This leaves just one other question: how do I find you? Obviously I do because I as well send my data to a phone plug to the Internet which then via all the cables reach your phone plug and your computer. Again that is simple: Your computer has an Internet address as well (which is 184.108.40.206 at the moment). You get this address the moment your computer is connected to the Internet. If you wonder why I know your Internet address: your computer sent it to me along with the request to view this website. This was necessary because otherwise I would not know where to send the data to.
It is a great advantage that there is no direct connection one has to rely on. If it happens a route gets blocked or gets out of service it is still possible to reach the destination by using some other way. If that happens in the Internet in most cases you would not even notice any difference if the data takes a loop way because it is travelling very fast.
Each computer holds a list of computers it has a direct connection with. If the destination computer is not on that list the data will be sent to a computer of that list which have a closer connection to the destination. This computer will then do the same: if the destination is not directly connected with it it forwards the data to a computer closer to destination. This scheme is repeated until the data is delivered properly.

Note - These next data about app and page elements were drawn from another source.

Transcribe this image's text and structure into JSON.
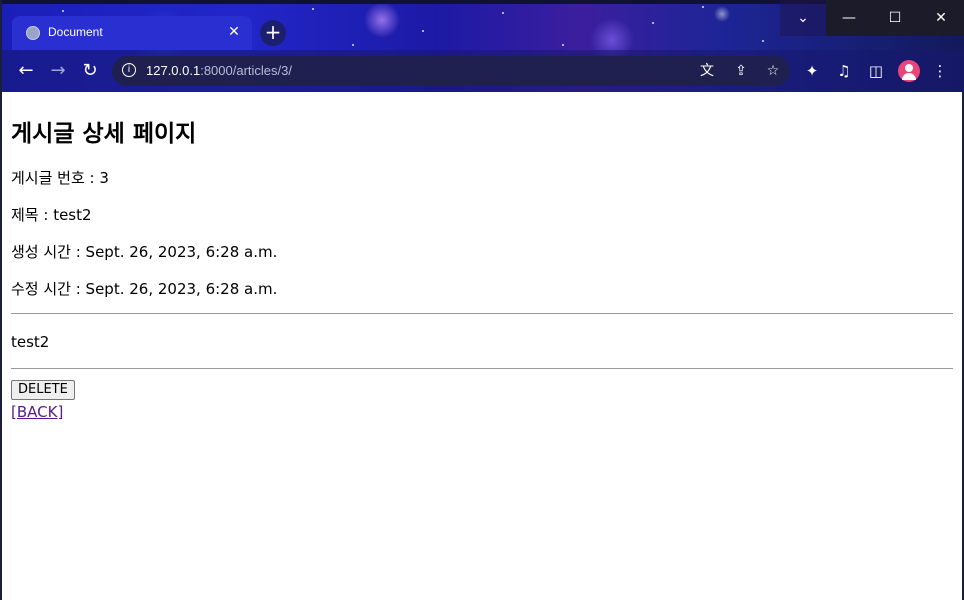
{
  "browser": {
    "tab_title": "Document",
    "tab_close": "✕",
    "new_tab": "+",
    "url_host": "127.0.0.1",
    "url_rest": ":8000/articles/3/",
    "window_controls": {
      "dropdown": "⌄",
      "minimize": "—",
      "maximize": "☐",
      "close": "✕"
    },
    "icons": [
      "back-arrow-icon",
      "forward-arrow-icon",
      "reload-icon",
      "info-icon",
      "translate-icon",
      "share-icon",
      "star-icon",
      "extensions-icon",
      "media-icon",
      "side-panel-icon",
      "profile-icon",
      "menu-dots-icon"
    ]
  },
  "page": {
    "heading": "게시글 상세 페이지",
    "article_number": "게시글 번호 : 3",
    "title_line": "제목 : test2",
    "created_line": "생성 시간 : Sept. 26, 2023, 6:28 a.m.",
    "updated_line": "수정 시간 : Sept. 26, 2023, 6:28 a.m.",
    "body": "test2",
    "delete_label": "DELETE",
    "back_label": "[BACK]"
  },
  "colors": {
    "link_visited": "#551a8b",
    "rule": "#9a9a9a"
  }
}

But there is a slight drawback in that method as well. It is possible for an intercostal computer not just to forward the data handed to it but to read and copy it as well. Hardly any computer would do so because you would need some amount of criminal intention to do so and most data spied this way would be useless for the interceptor. Additionally in most cases not all parts of the communication of two computers will pass the same intercostal computer. So if it logs any data it will then not have the whole communication but only fragments of it. Anyhow some data transfers are encrypted to avoid such spying. The intercostal computers would then still be able to intercept data but they could not decipher the original message.

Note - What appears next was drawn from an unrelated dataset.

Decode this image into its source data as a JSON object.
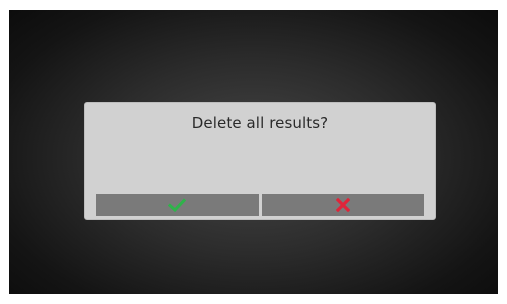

To ensure that the destination computer will be able to read the encrypted data the two computers use a special protocol for their communication which is called "https://" (instead of "http://"). This is for example used for communication by most online banking websites when confidential data is about to be submitted. But you can only talk "https://" with a website that is prepared to do so. So for example this website provides no secret data and therefore was not prepared for encryption. So trying to communicate "https://" with this website would lead to an error message.
"They came to see and to be seen as well"